Entries from a dataset of interfaces
....

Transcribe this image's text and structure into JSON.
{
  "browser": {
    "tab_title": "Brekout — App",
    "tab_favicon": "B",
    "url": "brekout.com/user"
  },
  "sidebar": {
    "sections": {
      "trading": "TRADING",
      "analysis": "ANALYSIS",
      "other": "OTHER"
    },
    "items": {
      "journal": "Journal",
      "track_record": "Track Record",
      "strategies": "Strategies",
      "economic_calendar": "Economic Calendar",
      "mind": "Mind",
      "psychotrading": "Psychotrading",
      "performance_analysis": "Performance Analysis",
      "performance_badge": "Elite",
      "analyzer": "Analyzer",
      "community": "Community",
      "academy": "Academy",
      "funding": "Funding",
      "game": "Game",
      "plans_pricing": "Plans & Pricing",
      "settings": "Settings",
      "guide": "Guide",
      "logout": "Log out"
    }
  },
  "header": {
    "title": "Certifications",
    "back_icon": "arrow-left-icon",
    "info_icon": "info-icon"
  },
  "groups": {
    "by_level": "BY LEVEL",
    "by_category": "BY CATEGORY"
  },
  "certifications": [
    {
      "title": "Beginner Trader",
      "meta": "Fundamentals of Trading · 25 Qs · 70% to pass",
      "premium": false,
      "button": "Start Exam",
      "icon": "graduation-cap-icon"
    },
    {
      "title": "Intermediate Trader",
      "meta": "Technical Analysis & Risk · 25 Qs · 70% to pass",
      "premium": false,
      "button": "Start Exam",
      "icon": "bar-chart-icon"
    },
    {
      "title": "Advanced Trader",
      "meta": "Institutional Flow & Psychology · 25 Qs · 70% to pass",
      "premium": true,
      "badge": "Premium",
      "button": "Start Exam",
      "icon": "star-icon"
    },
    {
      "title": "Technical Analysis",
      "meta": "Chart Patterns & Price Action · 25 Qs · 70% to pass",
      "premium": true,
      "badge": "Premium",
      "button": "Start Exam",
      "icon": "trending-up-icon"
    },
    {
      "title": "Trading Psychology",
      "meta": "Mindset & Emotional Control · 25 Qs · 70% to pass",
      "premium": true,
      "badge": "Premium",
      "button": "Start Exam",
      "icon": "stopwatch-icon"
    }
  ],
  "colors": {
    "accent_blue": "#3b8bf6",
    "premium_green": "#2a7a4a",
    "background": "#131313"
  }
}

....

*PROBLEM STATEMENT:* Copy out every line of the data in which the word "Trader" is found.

*WRITTEN ANSWER:*
      "title": "Beginner Trader",
      "title": "Intermediate Trader",
      "title": "Advanced Trader",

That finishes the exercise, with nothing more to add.